- a t-shirt style bodice with scoop neck and short sleeves, and a straight skirt, joined at the waist with a gathered belt-style band for fit, comfort and style.
- No zippers or closures, just pull it on and go.
- Mix and match the colors and fabrics or make in the same fabric top and bottom.
- Gathered piece at the waist for a slimming look. A contrast would look good here too if you made the top and bottom the same.
- Sizes from 31 to 48 inch bust.
- Easy to fit, just take in the side seams to suit your shape.
- Suitable for knit fabrics only.
- Full written and photo instructions.
How to sew the Two Become One T-shirt Dress Pattern
(Abbreviated instructions and small pictures. More photos and details included in the pattern download and PDF instructions.)
- With RST, match the bodice shoulder seams and stitch.
- Find the center of the sleeve, match it with the shoulder seam. Pin the sleeve in place easing around the curves. Stitch, neaten and press.
- RST, pin and sew the skirt front and back to the bottom of the bodice front and back at the waist seam, easing where necessary to fit.
- RST, match the under arm seam, the waist seam and the bottom of the skirt on each side. Pin then stitch from the edge of the sleeve all the way down to the bottom of the skirt. Repeat for both sides.

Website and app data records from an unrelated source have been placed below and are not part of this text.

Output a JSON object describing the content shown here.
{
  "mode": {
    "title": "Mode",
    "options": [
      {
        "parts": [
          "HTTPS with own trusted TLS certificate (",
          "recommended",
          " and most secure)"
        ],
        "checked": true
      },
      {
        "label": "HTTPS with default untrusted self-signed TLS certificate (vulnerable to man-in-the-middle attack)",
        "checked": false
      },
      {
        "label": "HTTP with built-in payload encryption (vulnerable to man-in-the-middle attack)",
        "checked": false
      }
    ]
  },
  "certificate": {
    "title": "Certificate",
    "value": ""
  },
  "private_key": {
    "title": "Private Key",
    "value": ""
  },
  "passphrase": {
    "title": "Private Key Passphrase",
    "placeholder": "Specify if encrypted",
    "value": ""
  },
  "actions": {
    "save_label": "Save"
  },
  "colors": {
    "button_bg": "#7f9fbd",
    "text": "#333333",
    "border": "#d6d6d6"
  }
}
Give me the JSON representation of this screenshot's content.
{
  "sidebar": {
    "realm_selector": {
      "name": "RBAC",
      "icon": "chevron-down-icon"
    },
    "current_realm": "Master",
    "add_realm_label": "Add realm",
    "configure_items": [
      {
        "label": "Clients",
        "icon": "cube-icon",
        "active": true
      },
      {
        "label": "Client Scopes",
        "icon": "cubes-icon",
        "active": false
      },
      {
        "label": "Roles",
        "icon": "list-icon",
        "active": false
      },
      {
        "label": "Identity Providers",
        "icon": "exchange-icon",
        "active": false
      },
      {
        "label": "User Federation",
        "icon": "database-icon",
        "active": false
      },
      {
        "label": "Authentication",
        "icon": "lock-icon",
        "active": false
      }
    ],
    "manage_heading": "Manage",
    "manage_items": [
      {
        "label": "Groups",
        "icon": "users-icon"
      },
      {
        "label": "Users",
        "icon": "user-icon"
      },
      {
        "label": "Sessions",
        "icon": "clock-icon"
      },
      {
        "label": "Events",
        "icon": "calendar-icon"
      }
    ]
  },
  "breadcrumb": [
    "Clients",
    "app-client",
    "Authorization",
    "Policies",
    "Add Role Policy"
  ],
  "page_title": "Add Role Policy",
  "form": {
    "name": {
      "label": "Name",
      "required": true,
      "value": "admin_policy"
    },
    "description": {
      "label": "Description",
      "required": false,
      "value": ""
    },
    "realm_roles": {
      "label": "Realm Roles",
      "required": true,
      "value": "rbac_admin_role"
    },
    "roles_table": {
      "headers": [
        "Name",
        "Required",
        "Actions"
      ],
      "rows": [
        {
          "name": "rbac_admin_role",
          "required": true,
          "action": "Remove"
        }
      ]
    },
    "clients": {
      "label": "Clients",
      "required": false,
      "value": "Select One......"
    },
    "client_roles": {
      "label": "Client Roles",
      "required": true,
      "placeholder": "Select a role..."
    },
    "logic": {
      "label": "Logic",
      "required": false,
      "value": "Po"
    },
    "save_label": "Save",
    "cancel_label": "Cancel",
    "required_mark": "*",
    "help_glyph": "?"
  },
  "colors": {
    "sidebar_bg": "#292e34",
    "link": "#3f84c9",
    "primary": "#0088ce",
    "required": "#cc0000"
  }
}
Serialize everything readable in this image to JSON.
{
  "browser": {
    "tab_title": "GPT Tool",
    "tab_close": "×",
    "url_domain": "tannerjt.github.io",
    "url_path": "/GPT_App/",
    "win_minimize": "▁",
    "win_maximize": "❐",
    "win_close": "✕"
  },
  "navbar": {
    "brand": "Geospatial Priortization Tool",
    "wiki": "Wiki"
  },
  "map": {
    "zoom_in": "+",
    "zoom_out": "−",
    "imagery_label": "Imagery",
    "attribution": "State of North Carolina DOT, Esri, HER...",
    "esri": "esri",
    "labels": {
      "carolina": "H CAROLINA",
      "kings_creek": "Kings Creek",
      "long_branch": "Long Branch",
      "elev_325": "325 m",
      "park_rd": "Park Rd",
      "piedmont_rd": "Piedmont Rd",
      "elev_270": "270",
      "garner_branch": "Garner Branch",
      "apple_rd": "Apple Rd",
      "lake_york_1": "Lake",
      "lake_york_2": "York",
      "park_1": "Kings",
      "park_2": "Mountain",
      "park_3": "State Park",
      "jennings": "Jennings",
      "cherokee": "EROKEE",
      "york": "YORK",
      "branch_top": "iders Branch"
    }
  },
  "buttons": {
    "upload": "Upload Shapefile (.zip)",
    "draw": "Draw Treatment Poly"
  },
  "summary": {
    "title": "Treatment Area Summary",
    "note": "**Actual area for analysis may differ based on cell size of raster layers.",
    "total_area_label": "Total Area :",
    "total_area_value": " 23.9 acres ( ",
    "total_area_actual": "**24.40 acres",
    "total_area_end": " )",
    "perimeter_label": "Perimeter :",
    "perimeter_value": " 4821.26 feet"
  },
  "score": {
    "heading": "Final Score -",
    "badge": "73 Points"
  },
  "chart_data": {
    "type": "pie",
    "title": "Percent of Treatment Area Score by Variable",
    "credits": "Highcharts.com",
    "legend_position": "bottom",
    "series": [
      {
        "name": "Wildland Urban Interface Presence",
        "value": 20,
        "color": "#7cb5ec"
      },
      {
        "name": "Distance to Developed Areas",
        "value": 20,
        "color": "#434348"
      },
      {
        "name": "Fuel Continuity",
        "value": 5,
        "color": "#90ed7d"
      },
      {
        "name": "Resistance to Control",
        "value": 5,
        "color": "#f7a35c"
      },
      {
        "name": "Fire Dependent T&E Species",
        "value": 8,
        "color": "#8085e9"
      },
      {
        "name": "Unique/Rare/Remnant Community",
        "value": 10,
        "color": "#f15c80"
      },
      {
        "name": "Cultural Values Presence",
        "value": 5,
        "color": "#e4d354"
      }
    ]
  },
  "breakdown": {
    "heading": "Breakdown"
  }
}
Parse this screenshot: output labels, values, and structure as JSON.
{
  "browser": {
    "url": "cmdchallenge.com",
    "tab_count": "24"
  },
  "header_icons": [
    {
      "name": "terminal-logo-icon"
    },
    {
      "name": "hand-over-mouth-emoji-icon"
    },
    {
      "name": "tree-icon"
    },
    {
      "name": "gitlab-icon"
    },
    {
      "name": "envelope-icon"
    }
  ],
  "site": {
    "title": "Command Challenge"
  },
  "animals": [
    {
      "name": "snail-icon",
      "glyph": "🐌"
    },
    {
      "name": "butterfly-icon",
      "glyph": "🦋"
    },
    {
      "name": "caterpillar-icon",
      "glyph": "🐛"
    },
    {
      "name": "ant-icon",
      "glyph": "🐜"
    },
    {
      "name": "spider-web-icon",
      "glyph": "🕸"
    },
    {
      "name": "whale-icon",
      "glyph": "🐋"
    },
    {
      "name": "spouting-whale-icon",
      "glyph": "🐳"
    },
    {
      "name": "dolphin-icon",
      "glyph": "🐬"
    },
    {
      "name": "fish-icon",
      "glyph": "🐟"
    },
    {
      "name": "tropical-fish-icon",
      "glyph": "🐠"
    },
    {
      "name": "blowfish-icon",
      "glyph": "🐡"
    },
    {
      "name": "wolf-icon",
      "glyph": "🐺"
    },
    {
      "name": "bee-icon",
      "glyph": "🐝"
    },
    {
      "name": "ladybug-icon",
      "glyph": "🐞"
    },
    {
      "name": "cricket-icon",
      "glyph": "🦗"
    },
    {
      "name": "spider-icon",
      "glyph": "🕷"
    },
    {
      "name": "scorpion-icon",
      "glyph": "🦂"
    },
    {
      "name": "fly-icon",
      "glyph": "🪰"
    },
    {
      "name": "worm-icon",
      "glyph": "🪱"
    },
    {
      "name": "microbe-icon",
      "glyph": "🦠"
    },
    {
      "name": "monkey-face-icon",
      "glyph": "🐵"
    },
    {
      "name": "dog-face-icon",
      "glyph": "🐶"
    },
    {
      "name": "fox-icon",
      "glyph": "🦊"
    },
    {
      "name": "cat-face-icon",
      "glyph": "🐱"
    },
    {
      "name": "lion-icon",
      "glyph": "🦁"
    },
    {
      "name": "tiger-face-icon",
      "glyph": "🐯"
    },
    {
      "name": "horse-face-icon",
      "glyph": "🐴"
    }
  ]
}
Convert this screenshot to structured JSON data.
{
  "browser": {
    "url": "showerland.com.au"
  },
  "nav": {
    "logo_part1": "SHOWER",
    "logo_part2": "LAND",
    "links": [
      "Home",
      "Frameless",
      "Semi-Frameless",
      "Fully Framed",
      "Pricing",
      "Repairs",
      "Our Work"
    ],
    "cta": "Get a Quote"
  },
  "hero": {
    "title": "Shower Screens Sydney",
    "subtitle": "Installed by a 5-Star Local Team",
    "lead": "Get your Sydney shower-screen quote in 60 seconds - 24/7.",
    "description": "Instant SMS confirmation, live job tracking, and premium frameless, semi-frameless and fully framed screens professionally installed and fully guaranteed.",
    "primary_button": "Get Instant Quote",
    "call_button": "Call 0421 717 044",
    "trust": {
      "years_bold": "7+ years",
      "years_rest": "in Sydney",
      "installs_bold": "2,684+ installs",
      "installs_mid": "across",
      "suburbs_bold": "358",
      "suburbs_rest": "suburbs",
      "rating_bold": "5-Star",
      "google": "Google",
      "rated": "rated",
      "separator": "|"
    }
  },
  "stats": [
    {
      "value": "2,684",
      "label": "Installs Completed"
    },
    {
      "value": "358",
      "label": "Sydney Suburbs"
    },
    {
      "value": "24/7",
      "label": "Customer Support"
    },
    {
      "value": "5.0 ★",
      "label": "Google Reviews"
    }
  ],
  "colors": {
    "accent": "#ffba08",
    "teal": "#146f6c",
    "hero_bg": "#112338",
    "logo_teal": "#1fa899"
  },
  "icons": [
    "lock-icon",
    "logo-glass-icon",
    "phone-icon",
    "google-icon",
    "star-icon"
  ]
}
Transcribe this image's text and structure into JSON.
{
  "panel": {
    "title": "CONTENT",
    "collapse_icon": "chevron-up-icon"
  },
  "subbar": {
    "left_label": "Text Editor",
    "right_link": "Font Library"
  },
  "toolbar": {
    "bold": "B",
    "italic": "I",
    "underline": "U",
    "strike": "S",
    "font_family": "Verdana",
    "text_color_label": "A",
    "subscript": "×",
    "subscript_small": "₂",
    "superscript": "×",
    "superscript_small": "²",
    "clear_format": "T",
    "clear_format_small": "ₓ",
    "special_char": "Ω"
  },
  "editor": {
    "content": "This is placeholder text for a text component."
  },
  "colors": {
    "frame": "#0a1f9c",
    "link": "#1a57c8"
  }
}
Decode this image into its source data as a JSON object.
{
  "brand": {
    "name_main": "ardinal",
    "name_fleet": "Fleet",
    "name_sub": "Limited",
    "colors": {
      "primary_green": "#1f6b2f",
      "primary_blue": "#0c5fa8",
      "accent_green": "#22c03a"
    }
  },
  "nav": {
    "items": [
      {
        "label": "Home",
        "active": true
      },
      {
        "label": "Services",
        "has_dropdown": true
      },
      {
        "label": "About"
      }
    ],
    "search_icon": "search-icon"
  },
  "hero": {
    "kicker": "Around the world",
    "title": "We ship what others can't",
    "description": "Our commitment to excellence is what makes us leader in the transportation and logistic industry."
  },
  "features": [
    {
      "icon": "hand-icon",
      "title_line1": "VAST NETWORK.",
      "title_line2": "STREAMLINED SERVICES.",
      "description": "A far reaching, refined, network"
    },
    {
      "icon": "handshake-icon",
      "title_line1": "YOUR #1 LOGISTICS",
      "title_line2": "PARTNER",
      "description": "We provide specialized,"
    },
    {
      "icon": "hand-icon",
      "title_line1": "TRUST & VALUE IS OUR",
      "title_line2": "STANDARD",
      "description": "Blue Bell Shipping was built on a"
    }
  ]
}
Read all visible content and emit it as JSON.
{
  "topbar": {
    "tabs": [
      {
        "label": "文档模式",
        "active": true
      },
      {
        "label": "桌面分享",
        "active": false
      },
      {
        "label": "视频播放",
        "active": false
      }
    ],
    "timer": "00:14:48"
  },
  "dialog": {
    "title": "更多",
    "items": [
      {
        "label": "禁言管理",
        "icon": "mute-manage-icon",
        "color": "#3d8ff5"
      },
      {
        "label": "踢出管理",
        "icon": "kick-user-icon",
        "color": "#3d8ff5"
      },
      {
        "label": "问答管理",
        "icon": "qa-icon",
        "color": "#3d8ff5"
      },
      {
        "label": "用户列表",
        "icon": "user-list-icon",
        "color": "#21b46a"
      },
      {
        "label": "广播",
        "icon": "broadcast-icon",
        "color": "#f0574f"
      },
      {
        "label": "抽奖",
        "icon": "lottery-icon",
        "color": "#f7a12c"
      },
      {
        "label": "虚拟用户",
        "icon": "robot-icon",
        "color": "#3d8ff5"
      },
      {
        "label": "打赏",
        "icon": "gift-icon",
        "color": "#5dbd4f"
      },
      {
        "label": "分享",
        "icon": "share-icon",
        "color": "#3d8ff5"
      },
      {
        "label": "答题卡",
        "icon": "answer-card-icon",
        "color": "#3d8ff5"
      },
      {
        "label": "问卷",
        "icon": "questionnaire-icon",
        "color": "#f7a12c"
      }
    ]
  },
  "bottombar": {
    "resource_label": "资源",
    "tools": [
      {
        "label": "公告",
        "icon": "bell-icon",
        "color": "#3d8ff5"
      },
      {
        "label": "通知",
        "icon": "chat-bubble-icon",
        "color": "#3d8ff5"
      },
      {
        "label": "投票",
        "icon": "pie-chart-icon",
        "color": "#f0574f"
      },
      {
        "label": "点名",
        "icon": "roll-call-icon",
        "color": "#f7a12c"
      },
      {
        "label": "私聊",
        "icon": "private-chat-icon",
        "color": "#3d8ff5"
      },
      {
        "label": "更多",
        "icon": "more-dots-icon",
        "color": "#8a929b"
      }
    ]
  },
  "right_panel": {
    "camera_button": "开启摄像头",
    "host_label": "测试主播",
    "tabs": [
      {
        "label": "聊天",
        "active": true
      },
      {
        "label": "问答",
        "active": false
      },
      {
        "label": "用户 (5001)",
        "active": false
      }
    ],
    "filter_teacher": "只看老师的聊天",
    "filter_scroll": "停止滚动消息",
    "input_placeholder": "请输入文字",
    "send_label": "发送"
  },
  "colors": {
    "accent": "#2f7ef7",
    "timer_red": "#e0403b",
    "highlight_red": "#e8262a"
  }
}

- Check for fit. Pin out any alterations, baste and try again. Once happy with the fit, trim and press seams.
- Finish the bottom edge of the sleeves with a ½ inch seam. Use a stretch stitch, or finish with a twin needle. You can read here about how to finish hems on knits and how to use a twin needle.
- With RST, stitch across the short end of the neckline binding. Fold it in half with WRONG sides together along the length, and press.
- Pin your binding around the neckline, RST, matching the quarter marking pins. Pin in between where needed.
- Stitch the neckline binding in place, stretching the binding to match the length of the neckline as you sew.
- Cut the band for your waist band.
- RST, join the band at the short side. Mark a line half way along the piece, opposite the seam you just sewed. The seam line and the line you just marked are your side seams.
- Cut the two pieces of narrow or clear elastic.
- On the inside of the band seam allowance, stretch the elastic as you sew, and sew the elastic in place with a wide zig-zag or triple stretch stitch. Repeat for the other side, stitching the elastic to the wrong side over the line you marked in the previous step.
- Turn over the top and bottom of your band ½ inch and stitch all the way round.
- Try on the dress and move the waist band into place. Decide where you want it, line up the seams on the dress with the seams on the band and pin in place.
- Stitch from the right side, along the side seams to hold the band in place.
- Try on the dress and check the length. Mark where you want the hem to fall and pin in place. Finish the bottom hemline.
I would really love to see what you make with this idea and pattern – either a t-shirt and skirt like in my examples, or a full dress, or a dress with a contrast waist band. Do share by taking a couple of snaps and uploading them to the project page on Craftsy and link them to the pattern. Thanks.